## EXERCISE BRIEF
Skip the images and print the listing exactly.

## RAW DATA
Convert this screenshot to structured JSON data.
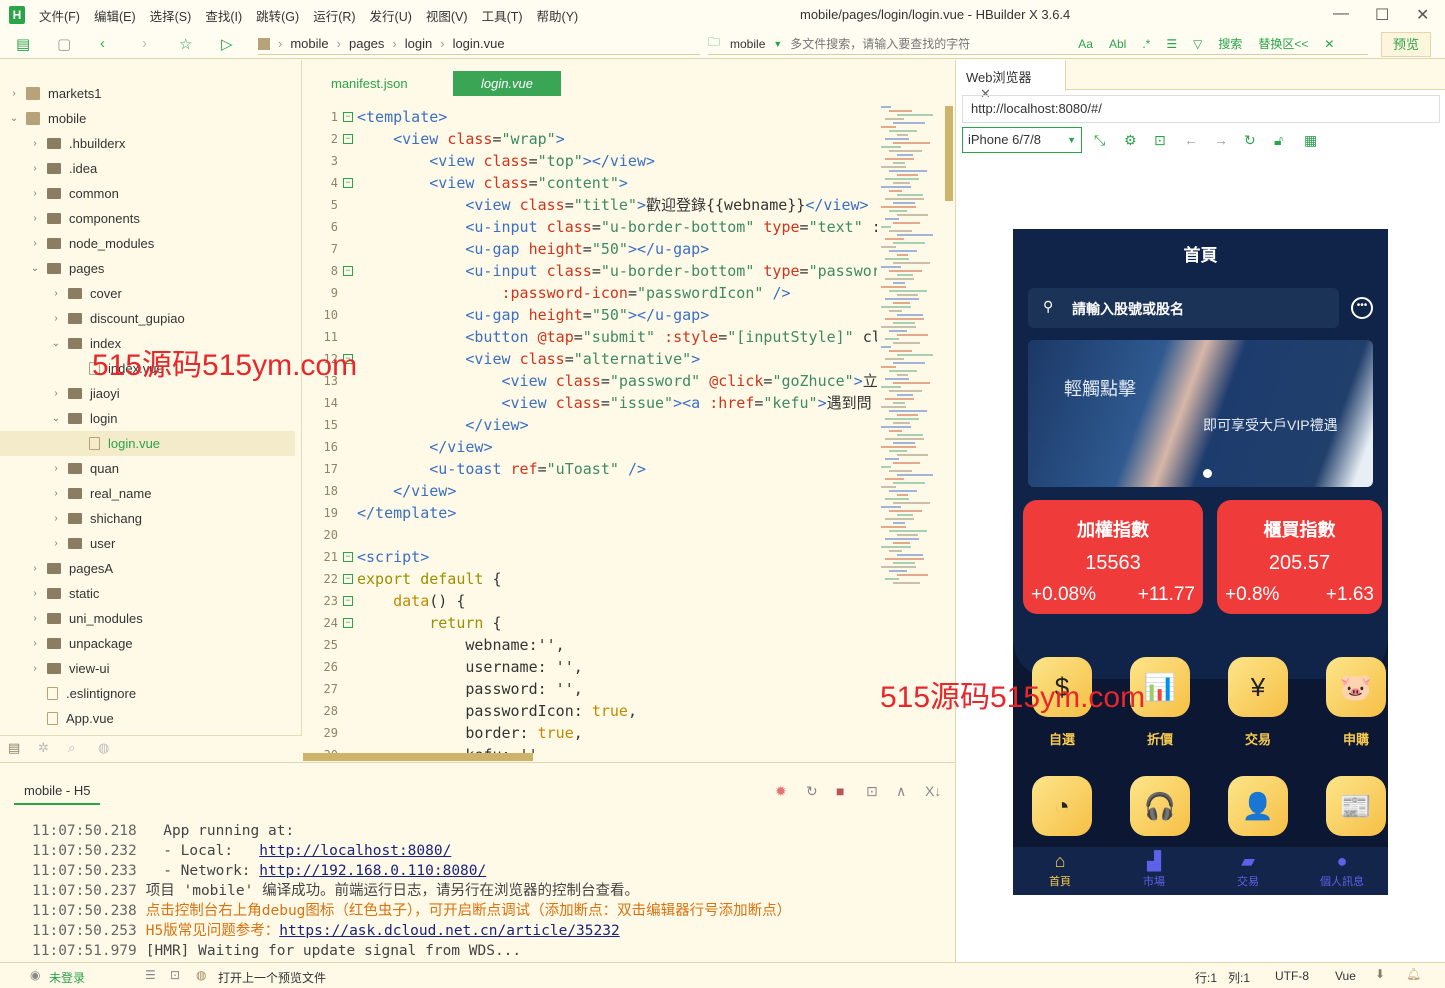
{
  "app": {
    "logo": "H",
    "title": "mobile/pages/login/login.vue - HBuilder X 3.6.4",
    "menu": [
      "文件(F)",
      "编辑(E)",
      "选择(S)",
      "查找(I)",
      "跳转(G)",
      "运行(R)",
      "发行(U)",
      "视图(V)",
      "工具(T)",
      "帮助(Y)"
    ]
  },
  "toolbar": {
    "breadcrumb": [
      "mobile",
      "pages",
      "login",
      "login.vue"
    ],
    "search_scope": "mobile",
    "search_placeholder": "多文件搜索，请输入要查找的字符",
    "search_label": "搜索",
    "replace_label": "替换区<<",
    "preview_label": "预览",
    "opt_case": "Aa",
    "opt_word": "Abl",
    "opt_regex": ".*"
  },
  "sidebar": {
    "items": [
      {
        "label": "markets1",
        "depth": 0,
        "type": "proj",
        "open": false
      },
      {
        "label": "mobile",
        "depth": 0,
        "type": "proj",
        "open": true
      },
      {
        "label": ".hbuilderx",
        "depth": 1,
        "type": "folder",
        "open": false
      },
      {
        "label": ".idea",
        "depth": 1,
        "type": "folder",
        "open": false
      },
      {
        "label": "common",
        "depth": 1,
        "type": "folder",
        "open": false
      },
      {
        "label": "components",
        "depth": 1,
        "type": "folder",
        "open": false
      },
      {
        "label": "node_modules",
        "depth": 1,
        "type": "folder",
        "open": false
      },
      {
        "label": "pages",
        "depth": 1,
        "type": "folder",
        "open": true
      },
      {
        "label": "cover",
        "depth": 2,
        "type": "folder",
        "open": false
      },
      {
        "label": "discount_gupiao",
        "depth": 2,
        "type": "folder",
        "open": false
      },
      {
        "label": "index",
        "depth": 2,
        "type": "folder",
        "open": true
      },
      {
        "label": "index.vue",
        "depth": 3,
        "type": "file"
      },
      {
        "label": "jiaoyi",
        "depth": 2,
        "type": "folder",
        "open": false
      },
      {
        "label": "login",
        "depth": 2,
        "type": "folder",
        "open": true
      },
      {
        "label": "login.vue",
        "depth": 3,
        "type": "file",
        "selected": true
      },
      {
        "label": "quan",
        "depth": 2,
        "type": "folder",
        "open": false
      },
      {
        "label": "real_name",
        "depth": 2,
        "type": "folder",
        "open": false
      },
      {
        "label": "shichang",
        "depth": 2,
        "type": "folder",
        "open": false
      },
      {
        "label": "user",
        "depth": 2,
        "type": "folder",
        "open": false
      },
      {
        "label": "pagesA",
        "depth": 1,
        "type": "folder",
        "open": false
      },
      {
        "label": "static",
        "depth": 1,
        "type": "folder",
        "open": false
      },
      {
        "label": "uni_modules",
        "depth": 1,
        "type": "folder",
        "open": false
      },
      {
        "label": "unpackage",
        "depth": 1,
        "type": "folder",
        "open": false
      },
      {
        "label": "view-ui",
        "depth": 1,
        "type": "folder",
        "open": false
      },
      {
        "label": ".eslintignore",
        "depth": 1,
        "type": "file"
      },
      {
        "label": "App.vue",
        "depth": 1,
        "type": "file"
      }
    ]
  },
  "editor": {
    "tabs": [
      {
        "label": "manifest.json",
        "active": false
      },
      {
        "label": "login.vue",
        "active": true
      }
    ],
    "fold_lines": [
      1,
      2,
      4,
      8,
      12,
      21,
      22,
      23,
      24
    ],
    "lines": [
      "<template>",
      "    <view class=\"wrap\">",
      "        <view class=\"top\"></view>",
      "        <view class=\"content\">",
      "            <view class=\"title\">歡迎登錄{{webname}}</view>",
      "            <u-input class=\"u-border-bottom\" type=\"text\" :",
      "            <u-gap height=\"50\"></u-gap>",
      "            <u-input class=\"u-border-bottom\" type=\"passwor",
      "                :password-icon=\"passwordIcon\" />",
      "            <u-gap height=\"50\"></u-gap>",
      "            <button @tap=\"submit\" :style=\"[inputStyle]\" cl",
      "            <view class=\"alternative\">",
      "                <view class=\"password\" @click=\"goZhuce\">立",
      "                <view class=\"issue\"><a :href=\"kefu\">遇到問",
      "            </view>",
      "        </view>",
      "        <u-toast ref=\"uToast\" />",
      "    </view>",
      "</template>",
      "",
      "<script>",
      "export default {",
      "    data() {",
      "        return {",
      "            webname:'',",
      "            username: '',",
      "            password: '',",
      "            passwordIcon: true,",
      "            border: true,",
      "            kefu: ''"
    ]
  },
  "watermark": "515源码515ym.com",
  "console": {
    "tab": "mobile - H5",
    "lines": [
      {
        "ts": "11:07:50.218",
        "text": "  App running at:"
      },
      {
        "ts": "11:07:50.232",
        "text": "  - Local:   ",
        "link": "http://localhost:8080/"
      },
      {
        "ts": "11:07:50.233",
        "text": "  - Network: ",
        "link": "http://192.168.0.110:8080/"
      },
      {
        "ts": "11:07:50.237",
        "text": "项目 'mobile' 编译成功。前端运行日志，请另行在浏览器的控制台查看。"
      },
      {
        "ts": "11:07:50.238",
        "text": "点击控制台右上角debug图标（红色虫子），可开启断点调试（添加断点：双击编辑器行号添加断点）",
        "warn": true
      },
      {
        "ts": "11:07:50.253",
        "text": "H5版常见问题参考：",
        "link": "https://ask.dcloud.net.cn/article/35232",
        "warn": true
      },
      {
        "ts": "11:07:51.979",
        "text": "[HMR] Waiting for update signal from WDS..."
      }
    ]
  },
  "browser": {
    "tab": "Web浏览器",
    "url": "http://localhost:8080/#/",
    "device": "iPhone 6/7/8"
  },
  "phone": {
    "title": "首頁",
    "search_placeholder": "請輸入股號或股名",
    "banner_text1": "輕觸點擊",
    "banner_text2": "即可享受大戶VIP禮遇",
    "cards": [
      {
        "title": "加權指數",
        "value": "15563",
        "pct": "+0.08%",
        "chg": "+11.77"
      },
      {
        "title": "櫃買指數",
        "value": "205.57",
        "pct": "+0.8%",
        "chg": "+1.63"
      }
    ],
    "grid": [
      {
        "label": "自選",
        "icon": "money-bag-icon",
        "glyph": "$"
      },
      {
        "label": "折價",
        "icon": "bar-chart-icon",
        "glyph": "📊"
      },
      {
        "label": "交易",
        "icon": "yen-exchange-icon",
        "glyph": "¥"
      },
      {
        "label": "申購",
        "icon": "piggy-bank-icon",
        "glyph": "🐷"
      },
      {
        "label": "",
        "icon": "pie-chart-icon",
        "glyph": "◔"
      },
      {
        "label": "",
        "icon": "customer-service-icon",
        "glyph": "🎧"
      },
      {
        "label": "",
        "icon": "user-icon",
        "glyph": "👤"
      },
      {
        "label": "",
        "icon": "news-icon",
        "glyph": "📰"
      }
    ],
    "nav": [
      {
        "label": "首頁",
        "icon": "home-icon",
        "glyph": "⌂",
        "active": true
      },
      {
        "label": "市場",
        "icon": "market-chart-icon",
        "glyph": "▟"
      },
      {
        "label": "交易",
        "icon": "wallet-icon",
        "glyph": "▰"
      },
      {
        "label": "個人訊息",
        "icon": "person-icon",
        "glyph": "●"
      }
    ],
    "colors": {
      "header": "#10244a",
      "card": "#ef3b3a",
      "gold": "#f6c94f",
      "nav_active": "#f6c94f",
      "nav": "#5d62e8"
    }
  },
  "statusbar": {
    "login": "未登录",
    "open_prev": "打开上一个预览文件",
    "row": "行:1",
    "col": "列:1",
    "encoding": "UTF-8",
    "lang": "Vue"
  }
}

## RESPONSE TO THIS TASK
Convert this screenshot to structured JSON data.
{
  "app": {
    "logo": "H",
    "title": "mobile/pages/login/login.vue - HBuilder X 3.6.4",
    "menu": [
      "文件(F)",
      "编辑(E)",
      "选择(S)",
      "查找(I)",
      "跳转(G)",
      "运行(R)",
      "发行(U)",
      "视图(V)",
      "工具(T)",
      "帮助(Y)"
    ]
  },
  "toolbar": {
    "breadcrumb": [
      "mobile",
      "pages",
      "login",
      "login.vue"
    ],
    "search_scope": "mobile",
    "search_placeholder": "多文件搜索，请输入要查找的字符",
    "search_label": "搜索",
    "replace_label": "替换区<<",
    "preview_label": "预览",
    "opt_case": "Aa",
    "opt_word": "Abl",
    "opt_regex": ".*"
  },
  "sidebar": {
    "items": [
      {
        "label": "markets1",
        "depth": 0,
        "type": "proj",
        "open": false
      },
      {
        "label": "mobile",
        "depth": 0,
        "type": "proj",
        "open": true
      },
      {
        "label": ".hbuilderx",
        "depth": 1,
        "type": "folder",
        "open": false
      },
      {
        "label": ".idea",
        "depth": 1,
        "type": "folder",
        "open": false
      },
      {
        "label": "common",
        "depth": 1,
        "type": "folder",
        "open": false
      },
      {
        "label": "components",
        "depth": 1,
        "type": "folder",
        "open": false
      },
      {
        "label": "node_modules",
        "depth": 1,
        "type": "folder",
        "open": false
      },
      {
        "label": "pages",
        "depth": 1,
        "type": "folder",
        "open": true
      },
      {
        "label": "cover",
        "depth": 2,
        "type": "folder",
        "open": false
      },
      {
        "label": "discount_gupiao",
        "depth": 2,
        "type": "folder",
        "open": false
      },
      {
        "label": "index",
        "depth": 2,
        "type": "folder",
        "open": true
      },
      {
        "label": "index.vue",
        "depth": 3,
        "type": "file"
      },
      {
        "label": "jiaoyi",
        "depth": 2,
        "type": "folder",
        "open": false
      },
      {
        "label": "login",
        "depth": 2,
        "type": "folder",
        "open": true
      },
      {
        "label": "login.vue",
        "depth": 3,
        "type": "file",
        "selected": true
      },
      {
        "label": "quan",
        "depth": 2,
        "type": "folder",
        "open": false
      },
      {
        "label": "real_name",
        "depth": 2,
        "type": "folder",
        "open": false
      },
      {
        "label": "shichang",
        "depth": 2,
        "type": "folder",
        "open": false
      },
      {
        "label": "user",
        "depth": 2,
        "type": "folder",
        "open": false
      },
      {
        "label": "pagesA",
        "depth": 1,
        "type": "folder",
        "open": false
      },
      {
        "label": "static",
        "depth": 1,
        "type": "folder",
        "open": false
      },
      {
        "label": "uni_modules",
        "depth": 1,
        "type": "folder",
        "open": false
      },
      {
        "label": "unpackage",
        "depth": 1,
        "type": "folder",
        "open": false
      },
      {
        "label": "view-ui",
        "depth": 1,
        "type": "folder",
        "open": false
      },
      {
        "label": ".eslintignore",
        "depth": 1,
        "type": "file"
      },
      {
        "label": "App.vue",
        "depth": 1,
        "type": "file"
      }
    ]
  },
  "editor": {
    "tabs": [
      {
        "label": "manifest.json",
        "active": false
      },
      {
        "label": "login.vue",
        "active": true
      }
    ],
    "fold_lines": [
      1,
      2,
      4,
      8,
      12,
      21,
      22,
      23,
      24
    ],
    "lines": [
      "<template>",
      "    <view class=\"wrap\">",
      "        <view class=\"top\"></view>",
      "        <view class=\"content\">",
      "            <view class=\"title\">歡迎登錄{{webname}}</view>",
      "            <u-input class=\"u-border-bottom\" type=\"text\" :",
      "            <u-gap height=\"50\"></u-gap>",
      "            <u-input class=\"u-border-bottom\" type=\"passwor",
      "                :password-icon=\"passwordIcon\" />",
      "            <u-gap height=\"50\"></u-gap>",
      "            <button @tap=\"submit\" :style=\"[inputStyle]\" cl",
      "            <view class=\"alternative\">",
      "                <view class=\"password\" @click=\"goZhuce\">立",
      "                <view class=\"issue\"><a :href=\"kefu\">遇到問",
      "            </view>",
      "        </view>",
      "        <u-toast ref=\"uToast\" />",
      "    </view>",
      "</template>",
      "",
      "<script>",
      "export default {",
      "    data() {",
      "        return {",
      "            webname:'',",
      "            username: '',",
      "            password: '',",
      "            passwordIcon: true,",
      "            border: true,",
      "            kefu: ''"
    ]
  },
  "watermark": "515源码515ym.com",
  "console": {
    "tab": "mobile - H5",
    "lines": [
      {
        "ts": "11:07:50.218",
        "text": "  App running at:"
      },
      {
        "ts": "11:07:50.232",
        "text": "  - Local:   ",
        "link": "http://localhost:8080/"
      },
      {
        "ts": "11:07:50.233",
        "text": "  - Network: ",
        "link": "http://192.168.0.110:8080/"
      },
      {
        "ts": "11:07:50.237",
        "text": "项目 'mobile' 编译成功。前端运行日志，请另行在浏览器的控制台查看。"
      },
      {
        "ts": "11:07:50.238",
        "text": "点击控制台右上角debug图标（红色虫子），可开启断点调试（添加断点：双击编辑器行号添加断点）",
        "warn": true
      },
      {
        "ts": "11:07:50.253",
        "text": "H5版常见问题参考：",
        "link": "https://ask.dcloud.net.cn/article/35232",
        "warn": true
      },
      {
        "ts": "11:07:51.979",
        "text": "[HMR] Waiting for update signal from WDS..."
      }
    ]
  },
  "browser": {
    "tab": "Web浏览器",
    "url": "http://localhost:8080/#/",
    "device": "iPhone 6/7/8"
  },
  "phone": {
    "title": "首頁",
    "search_placeholder": "請輸入股號或股名",
    "banner_text1": "輕觸點擊",
    "banner_text2": "即可享受大戶VIP禮遇",
    "cards": [
      {
        "title": "加權指數",
        "value": "15563",
        "pct": "+0.08%",
        "chg": "+11.77"
      },
      {
        "title": "櫃買指數",
        "value": "205.57",
        "pct": "+0.8%",
        "chg": "+1.63"
      }
    ],
    "grid": [
      {
        "label": "自選",
        "icon": "money-bag-icon",
        "glyph": "$"
      },
      {
        "label": "折價",
        "icon": "bar-chart-icon",
        "glyph": "📊"
      },
      {
        "label": "交易",
        "icon": "yen-exchange-icon",
        "glyph": "¥"
      },
      {
        "label": "申購",
        "icon": "piggy-bank-icon",
        "glyph": "🐷"
      },
      {
        "label": "",
        "icon": "pie-chart-icon",
        "glyph": "◔"
      },
      {
        "label": "",
        "icon": "customer-service-icon",
        "glyph": "🎧"
      },
      {
        "label": "",
        "icon": "user-icon",
        "glyph": "👤"
      },
      {
        "label": "",
        "icon": "news-icon",
        "glyph": "📰"
      }
    ],
    "nav": [
      {
        "label": "首頁",
        "icon": "home-icon",
        "glyph": "⌂",
        "active": true
      },
      {
        "label": "市場",
        "icon": "market-chart-icon",
        "glyph": "▟"
      },
      {
        "label": "交易",
        "icon": "wallet-icon",
        "glyph": "▰"
      },
      {
        "label": "個人訊息",
        "icon": "person-icon",
        "glyph": "●"
      }
    ],
    "colors": {
      "header": "#10244a",
      "card": "#ef3b3a",
      "gold": "#f6c94f",
      "nav_active": "#f6c94f",
      "nav": "#5d62e8"
    }
  },
  "statusbar": {
    "login": "未登录",
    "open_prev": "打开上一个预览文件",
    "row": "行:1",
    "col": "列:1",
    "encoding": "UTF-8",
    "lang": "Vue"
  }
}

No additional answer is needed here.